Creator(s): David Guggenheim
Network/Writer(s): ABC/David Guggenheim
Director: Paul McGuigan
Actors: Keifer Sutherland, Natasha McElhone, Maggie Q, Kal Penn, Adan Canto
Tagline/Summary: A low-level Cabinet member becomes President of the United States after a catastrophic attack kills everyone above him in the Presidential line of succession.
Some premises are exciting on paper and may even be well executed, but still fall flat because we’ve seen the story a million times before. David Guggenheim’s fish-out-of-water, political thriller shows no real differences between those similar stories that came before it on the big or small screen.
The titular plan in the US Government is unique, but only holds its difference as a plot device for a brief amount of time. Once the swearing-in ceremony occurs, it feels like we will meet a Jack soon, whether it be Bauer or Ryan, and the show will turn into an action movie as we figure out what happened. The political intrigue is boring and easy to predict, and it looks like that’s where the show will hang its hat.

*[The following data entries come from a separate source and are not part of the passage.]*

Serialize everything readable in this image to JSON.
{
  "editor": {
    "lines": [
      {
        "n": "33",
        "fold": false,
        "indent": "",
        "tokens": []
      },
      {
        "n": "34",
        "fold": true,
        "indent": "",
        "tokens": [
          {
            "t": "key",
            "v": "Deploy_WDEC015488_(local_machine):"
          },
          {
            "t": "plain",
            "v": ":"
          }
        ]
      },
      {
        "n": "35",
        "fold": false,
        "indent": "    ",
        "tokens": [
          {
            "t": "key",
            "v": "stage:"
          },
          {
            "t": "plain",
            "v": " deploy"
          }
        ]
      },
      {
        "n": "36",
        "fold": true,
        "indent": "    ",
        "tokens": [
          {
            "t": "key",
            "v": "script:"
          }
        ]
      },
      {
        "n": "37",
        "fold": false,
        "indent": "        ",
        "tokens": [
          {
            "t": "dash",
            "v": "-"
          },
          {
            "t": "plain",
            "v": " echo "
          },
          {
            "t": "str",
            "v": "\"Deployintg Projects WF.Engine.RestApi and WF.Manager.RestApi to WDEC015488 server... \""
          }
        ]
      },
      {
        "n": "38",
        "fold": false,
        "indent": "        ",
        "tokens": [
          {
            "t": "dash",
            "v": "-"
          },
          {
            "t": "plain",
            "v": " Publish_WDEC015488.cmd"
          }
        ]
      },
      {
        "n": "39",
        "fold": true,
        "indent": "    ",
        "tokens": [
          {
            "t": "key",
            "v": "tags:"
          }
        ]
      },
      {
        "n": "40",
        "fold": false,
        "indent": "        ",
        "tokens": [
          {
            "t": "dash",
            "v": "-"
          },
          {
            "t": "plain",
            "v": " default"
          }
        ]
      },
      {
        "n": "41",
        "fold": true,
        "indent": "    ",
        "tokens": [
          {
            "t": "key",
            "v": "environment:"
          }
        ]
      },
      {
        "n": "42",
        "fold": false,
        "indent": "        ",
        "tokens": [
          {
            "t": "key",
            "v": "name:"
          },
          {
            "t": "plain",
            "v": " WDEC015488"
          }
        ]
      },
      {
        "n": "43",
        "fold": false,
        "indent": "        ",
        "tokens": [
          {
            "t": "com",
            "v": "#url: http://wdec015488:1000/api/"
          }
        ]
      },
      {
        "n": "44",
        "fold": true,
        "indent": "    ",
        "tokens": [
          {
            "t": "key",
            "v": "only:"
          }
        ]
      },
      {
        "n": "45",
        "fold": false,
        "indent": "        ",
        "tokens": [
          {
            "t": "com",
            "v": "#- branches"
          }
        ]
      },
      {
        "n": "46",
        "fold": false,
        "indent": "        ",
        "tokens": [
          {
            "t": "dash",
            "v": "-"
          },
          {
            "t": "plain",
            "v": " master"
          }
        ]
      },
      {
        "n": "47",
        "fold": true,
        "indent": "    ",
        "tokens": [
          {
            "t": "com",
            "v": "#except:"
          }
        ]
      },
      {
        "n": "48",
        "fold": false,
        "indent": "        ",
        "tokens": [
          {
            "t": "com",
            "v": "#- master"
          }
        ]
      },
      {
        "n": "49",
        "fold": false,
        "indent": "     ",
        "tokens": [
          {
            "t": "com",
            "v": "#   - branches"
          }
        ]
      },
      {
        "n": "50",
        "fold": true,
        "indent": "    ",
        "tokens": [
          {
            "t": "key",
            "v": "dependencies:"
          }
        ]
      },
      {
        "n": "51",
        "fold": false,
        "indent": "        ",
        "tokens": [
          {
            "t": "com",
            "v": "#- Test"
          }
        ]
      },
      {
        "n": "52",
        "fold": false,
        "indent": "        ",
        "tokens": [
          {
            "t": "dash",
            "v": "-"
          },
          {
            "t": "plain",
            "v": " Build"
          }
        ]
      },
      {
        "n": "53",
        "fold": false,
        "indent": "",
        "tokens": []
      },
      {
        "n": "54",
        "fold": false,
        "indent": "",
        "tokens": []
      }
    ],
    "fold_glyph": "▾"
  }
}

Kiefer Sutherland is no stranger to terrorist attacks and conspiracies, but Designated Survivor, is a bit of a role reversal. He plays Secretary of Housing and Urban Development (definitely not a CTU agent), Tom Kirkman, who is the only member of the Presidential line of succession to not attend the State of the Union. This position is known as the designated survivor and guarantees that our government continues even in the wake of a catastrophic attack. Even though I was hoping for a little Clark Kent/Superman when Sutherland’s character would remove his glasses, but alas, it was not meant to be. The show’s premise is unique, but the story is very predictable and stale.
Even without Jack Bauer, that role seems to be Maggie Q’s on the show, Sutherland still finds a way to make his character relatable and real. Even though the situation presented is a bit over the top, it is one that could happen. What Sutherland does best is not play Kirkman as a superhero, but rather, a guy just trying to survive an unprecedented event — he’s a regular guy in an irregular situation.
Designated Survivor has everything you would want in a political intrigue show, sprinkled with a pinch of conspiracy theory. Unlike Madame Secretary, Designated Survivor‘s plot is cohesive and doesn’t take a strange turn 20 minutes in, but that doesn’t mean it wasn’t eye-rolling in it execution. Sutherland’s performance is the only thing I would call above average, which means it shouldn’t have a long run because it’s foundation is weak. If it does make it, it should be only one season because it feels too thin to stretch across multiple seasons.